When critics say that Joe Biden isn’t progressive enough, they’re mostly referring to his record and positions on policy. But the former vice president’s messaging is literally backward-looking. Biden is running a campaign of restoration—returning the United States to its rightful place before (as he sees it) the current president came onto the scene and trashed the joint.
“If we give Donald Trump eight years in the White House, he will forever and fundamentally alter the character of this nation,” Biden warned in his announcement video.
It’s not just that Biden’s message over the first few days of his campaign has been aimed straight at the #Resistance—though it has, even as other Democratic hopefuls have largely opted against head-on attacks on Trump. Biden is running on open nostalgia. He wants to take the country back, all the way to the dim and distant days of 2015 or so, when the Obama administration he served in ran the country and Trump was merely a punch line.
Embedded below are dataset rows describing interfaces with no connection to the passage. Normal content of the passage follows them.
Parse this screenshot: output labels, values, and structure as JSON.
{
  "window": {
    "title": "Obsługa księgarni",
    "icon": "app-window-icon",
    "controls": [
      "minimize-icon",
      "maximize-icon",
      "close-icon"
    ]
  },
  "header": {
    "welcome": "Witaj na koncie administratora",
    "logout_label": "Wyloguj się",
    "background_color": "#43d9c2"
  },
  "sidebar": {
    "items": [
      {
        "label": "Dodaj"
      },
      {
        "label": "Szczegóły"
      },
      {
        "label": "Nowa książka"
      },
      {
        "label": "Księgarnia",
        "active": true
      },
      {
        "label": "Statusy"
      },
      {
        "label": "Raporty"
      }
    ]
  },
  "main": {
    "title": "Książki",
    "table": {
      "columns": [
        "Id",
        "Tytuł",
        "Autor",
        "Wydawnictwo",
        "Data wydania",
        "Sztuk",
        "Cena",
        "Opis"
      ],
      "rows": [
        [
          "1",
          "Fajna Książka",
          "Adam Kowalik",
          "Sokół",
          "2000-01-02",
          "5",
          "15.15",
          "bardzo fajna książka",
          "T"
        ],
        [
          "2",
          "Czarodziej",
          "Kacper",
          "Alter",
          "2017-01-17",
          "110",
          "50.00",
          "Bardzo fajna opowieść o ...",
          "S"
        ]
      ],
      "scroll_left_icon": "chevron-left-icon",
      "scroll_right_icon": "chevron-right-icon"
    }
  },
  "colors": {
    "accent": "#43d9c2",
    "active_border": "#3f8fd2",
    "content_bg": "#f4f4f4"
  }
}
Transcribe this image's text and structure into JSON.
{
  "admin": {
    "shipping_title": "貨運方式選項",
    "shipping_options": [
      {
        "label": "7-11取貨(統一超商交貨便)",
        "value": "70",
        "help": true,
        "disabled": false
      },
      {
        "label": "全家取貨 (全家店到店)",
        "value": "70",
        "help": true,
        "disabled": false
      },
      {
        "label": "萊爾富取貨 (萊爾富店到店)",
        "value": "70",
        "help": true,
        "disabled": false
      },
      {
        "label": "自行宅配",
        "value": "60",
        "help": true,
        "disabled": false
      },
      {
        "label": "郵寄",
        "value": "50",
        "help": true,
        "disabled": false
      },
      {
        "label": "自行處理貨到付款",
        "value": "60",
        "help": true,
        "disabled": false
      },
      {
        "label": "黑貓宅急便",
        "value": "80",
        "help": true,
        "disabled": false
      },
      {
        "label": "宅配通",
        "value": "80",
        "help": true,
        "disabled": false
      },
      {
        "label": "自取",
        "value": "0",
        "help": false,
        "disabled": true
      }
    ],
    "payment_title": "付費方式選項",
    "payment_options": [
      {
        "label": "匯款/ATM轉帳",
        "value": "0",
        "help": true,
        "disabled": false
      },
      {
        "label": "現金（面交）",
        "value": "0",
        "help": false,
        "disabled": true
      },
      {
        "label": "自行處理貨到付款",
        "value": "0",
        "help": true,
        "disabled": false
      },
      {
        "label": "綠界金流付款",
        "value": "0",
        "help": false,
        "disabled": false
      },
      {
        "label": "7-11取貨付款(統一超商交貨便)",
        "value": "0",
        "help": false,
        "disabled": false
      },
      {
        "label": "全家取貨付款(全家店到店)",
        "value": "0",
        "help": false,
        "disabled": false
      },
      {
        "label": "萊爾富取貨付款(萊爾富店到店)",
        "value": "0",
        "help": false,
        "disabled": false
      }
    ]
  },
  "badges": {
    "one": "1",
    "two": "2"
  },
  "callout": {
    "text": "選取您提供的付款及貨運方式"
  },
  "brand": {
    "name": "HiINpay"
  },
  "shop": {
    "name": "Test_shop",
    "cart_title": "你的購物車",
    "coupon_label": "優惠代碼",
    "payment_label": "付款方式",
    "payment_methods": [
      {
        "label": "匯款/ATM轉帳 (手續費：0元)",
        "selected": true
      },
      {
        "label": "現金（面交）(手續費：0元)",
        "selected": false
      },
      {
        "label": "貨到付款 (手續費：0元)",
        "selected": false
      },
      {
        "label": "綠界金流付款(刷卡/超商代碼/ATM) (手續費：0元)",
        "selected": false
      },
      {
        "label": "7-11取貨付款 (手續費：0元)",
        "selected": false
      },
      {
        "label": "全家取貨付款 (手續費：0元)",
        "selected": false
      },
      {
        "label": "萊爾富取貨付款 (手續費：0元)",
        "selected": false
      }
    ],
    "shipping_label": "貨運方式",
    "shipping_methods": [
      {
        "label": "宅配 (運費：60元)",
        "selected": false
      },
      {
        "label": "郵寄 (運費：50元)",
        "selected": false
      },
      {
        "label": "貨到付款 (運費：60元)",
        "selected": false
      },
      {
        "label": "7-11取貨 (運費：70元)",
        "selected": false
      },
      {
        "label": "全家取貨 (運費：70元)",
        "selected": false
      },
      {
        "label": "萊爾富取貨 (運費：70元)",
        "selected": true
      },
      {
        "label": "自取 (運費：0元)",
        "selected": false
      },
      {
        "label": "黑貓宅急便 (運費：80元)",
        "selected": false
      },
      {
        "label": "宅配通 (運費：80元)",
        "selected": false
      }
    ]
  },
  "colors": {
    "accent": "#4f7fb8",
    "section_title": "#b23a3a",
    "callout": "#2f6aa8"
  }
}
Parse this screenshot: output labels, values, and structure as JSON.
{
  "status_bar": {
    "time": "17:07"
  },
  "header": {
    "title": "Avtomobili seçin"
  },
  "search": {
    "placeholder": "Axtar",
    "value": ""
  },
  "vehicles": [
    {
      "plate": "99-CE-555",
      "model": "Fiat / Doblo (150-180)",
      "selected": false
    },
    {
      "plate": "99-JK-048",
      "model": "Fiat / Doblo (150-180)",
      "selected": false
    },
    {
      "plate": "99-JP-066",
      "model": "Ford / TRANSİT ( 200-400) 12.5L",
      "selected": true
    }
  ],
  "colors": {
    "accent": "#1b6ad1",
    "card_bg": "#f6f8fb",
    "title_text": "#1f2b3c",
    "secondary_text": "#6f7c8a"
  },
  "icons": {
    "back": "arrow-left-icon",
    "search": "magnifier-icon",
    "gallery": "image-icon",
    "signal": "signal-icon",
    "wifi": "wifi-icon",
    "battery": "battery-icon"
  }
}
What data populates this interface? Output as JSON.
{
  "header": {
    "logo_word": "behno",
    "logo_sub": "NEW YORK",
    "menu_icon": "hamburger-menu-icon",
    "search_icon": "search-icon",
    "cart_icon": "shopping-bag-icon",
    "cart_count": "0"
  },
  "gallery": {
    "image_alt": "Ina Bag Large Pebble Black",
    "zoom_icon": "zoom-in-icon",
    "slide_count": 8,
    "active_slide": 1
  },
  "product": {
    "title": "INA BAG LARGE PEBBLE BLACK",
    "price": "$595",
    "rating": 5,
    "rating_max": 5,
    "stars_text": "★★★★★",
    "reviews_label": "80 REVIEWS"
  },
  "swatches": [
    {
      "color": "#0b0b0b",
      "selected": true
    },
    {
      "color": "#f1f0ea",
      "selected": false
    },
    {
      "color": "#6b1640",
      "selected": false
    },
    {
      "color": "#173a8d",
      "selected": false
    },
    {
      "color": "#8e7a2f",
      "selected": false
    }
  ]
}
Appealing to nostalgia is a favorite play for Republican candidates. While Trump’s “Make America great again” slogan makes the return to an imagined past more explicit than most, backward-looking campaigns dovetail neatly with conservatism. But they’re a tougher sell in the Democratic Party. Even before the party’s recent leftward shift, Democratic candidates have tried to strike a balance between praising fundamental principles of the country and offering something new and innovative.